Devo Manc: A journey not a destination
The pace at which the devolution settlement in Greater Manchester is developing has many people trying to catch up to understand the practical impacts of proposals. It’s important to understand that these proposals have not just arrived fully formed out of the blue but build on many years of developing relationships across GM.
The changes themselves may not directly feed down to communities and residents for a while yet either and so we really need to see this agreement as a signpost on a road, indicating a direction of travel. The Memorandum of Understanding between central and local government outlines a roadmap further reinforcing the nature of devolution being a journey, not a destination.
From our past partnership working in GM it is vital to understand that subsidiarity will be a key principle in these plans. The devolution deal won’t see services move to a GM footprint but the bigger institutions and public bodies aligning their work in order to ensure local plans are more effective than would be the case in a service directed from Whitehall. Partnerships and governance structures will develop with the intent of ensuring very local approaches can be designed at a district and neighbourhood level. A clear signal has been sent in the Memorandum of Understanding with the note to “new delivery models” in the plural and services delivered in the community. This is not the substitution of one form of centralism for another.
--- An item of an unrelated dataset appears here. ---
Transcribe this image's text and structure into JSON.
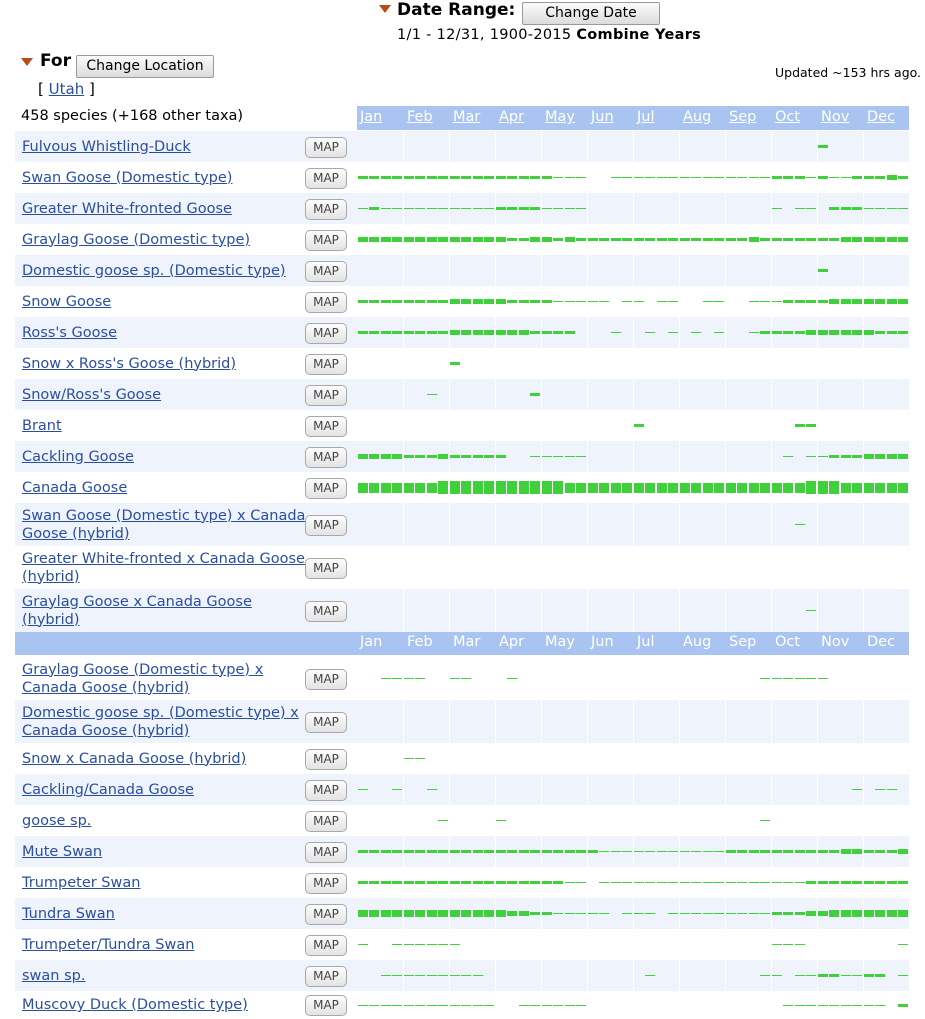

This intention doesn’t of course guarantee success in itself. The next few years will be financially challenging, irrespective of the result of the next election and any change at this time has some level of risk. Governance structures will need to be robust, views and assumptions challenged but ultimately with all major partners working together in harmony. Leadership will be tested in an area with so many public bodies currently having a critical role in local commissioning and delivery.
In our conversations with VCSE organisations within GM it’s clear that a majority of organisations are in favour of devolution in principle but many add caveats. Just as the local public sector is changing its relationship with central government many want a renewed relationship between local government and communities within GM. With increasing control of public services passing to our wider city there are opportunities here that have not existed before but we need to ensure we take part in developing debates at a neighbourhood and district level as well as seeking to influence the direction the city takes as a whole.